* _Your objective_:
Return every entry below without altering a word.

* _Supplied data_:
============================================================

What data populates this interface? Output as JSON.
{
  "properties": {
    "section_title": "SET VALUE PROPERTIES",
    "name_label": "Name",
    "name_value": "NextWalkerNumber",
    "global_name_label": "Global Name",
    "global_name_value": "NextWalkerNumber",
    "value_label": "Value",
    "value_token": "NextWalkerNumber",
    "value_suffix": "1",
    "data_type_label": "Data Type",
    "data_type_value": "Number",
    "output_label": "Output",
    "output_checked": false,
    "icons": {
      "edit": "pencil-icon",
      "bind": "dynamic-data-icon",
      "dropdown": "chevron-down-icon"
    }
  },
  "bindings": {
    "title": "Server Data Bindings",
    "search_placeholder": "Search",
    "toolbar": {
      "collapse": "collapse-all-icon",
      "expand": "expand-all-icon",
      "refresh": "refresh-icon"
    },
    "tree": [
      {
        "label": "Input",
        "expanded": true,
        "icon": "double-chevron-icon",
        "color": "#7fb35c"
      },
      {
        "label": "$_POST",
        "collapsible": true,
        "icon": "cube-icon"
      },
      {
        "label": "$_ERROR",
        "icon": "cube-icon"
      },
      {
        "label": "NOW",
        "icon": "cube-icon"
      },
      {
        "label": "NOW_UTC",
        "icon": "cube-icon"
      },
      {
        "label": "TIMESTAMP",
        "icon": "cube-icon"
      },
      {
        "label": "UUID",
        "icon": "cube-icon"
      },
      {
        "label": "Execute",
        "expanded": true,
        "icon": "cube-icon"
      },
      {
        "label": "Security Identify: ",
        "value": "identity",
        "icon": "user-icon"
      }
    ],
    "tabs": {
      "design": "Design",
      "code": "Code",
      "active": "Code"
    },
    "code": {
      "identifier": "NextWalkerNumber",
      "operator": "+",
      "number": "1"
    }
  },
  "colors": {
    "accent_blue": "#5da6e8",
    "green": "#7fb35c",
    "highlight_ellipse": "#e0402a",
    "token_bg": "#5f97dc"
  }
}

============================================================

* _Response area_:
What data populates this interface? Output as JSON.
{
  "properties": {
    "section_title": "SET VALUE PROPERTIES",
    "name_label": "Name",
    "name_value": "NextWalkerNumber",
    "global_name_label": "Global Name",
    "global_name_value": "NextWalkerNumber",
    "value_label": "Value",
    "value_token": "NextWalkerNumber",
    "value_suffix": "1",
    "data_type_label": "Data Type",
    "data_type_value": "Number",
    "output_label": "Output",
    "output_checked": false,
    "icons": {
      "edit": "pencil-icon",
      "bind": "dynamic-data-icon",
      "dropdown": "chevron-down-icon"
    }
  },
  "bindings": {
    "title": "Server Data Bindings",
    "search_placeholder": "Search",
    "toolbar": {
      "collapse": "collapse-all-icon",
      "expand": "expand-all-icon",
      "refresh": "refresh-icon"
    },
    "tree": [
      {
        "label": "Input",
        "expanded": true,
        "icon": "double-chevron-icon",
        "color": "#7fb35c"
      },
      {
        "label": "$_POST",
        "collapsible": true,
        "icon": "cube-icon"
      },
      {
        "label": "$_ERROR",
        "icon": "cube-icon"
      },
      {
        "label": "NOW",
        "icon": "cube-icon"
      },
      {
        "label": "NOW_UTC",
        "icon": "cube-icon"
      },
      {
        "label": "TIMESTAMP",
        "icon": "cube-icon"
      },
      {
        "label": "UUID",
        "icon": "cube-icon"
      },
      {
        "label": "Execute",
        "expanded": true,
        "icon": "cube-icon"
      },
      {
        "label": "Security Identify: ",
        "value": "identity",
        "icon": "user-icon"
      }
    ],
    "tabs": {
      "design": "Design",
      "code": "Code",
      "active": "Code"
    },
    "code": {
      "identifier": "NextWalkerNumber",
      "operator": "+",
      "number": "1"
    }
  },
  "colors": {
    "accent_blue": "#5da6e8",
    "green": "#7fb35c",
    "highlight_ellipse": "#e0402a",
    "token_bg": "#5f97dc"
  }
}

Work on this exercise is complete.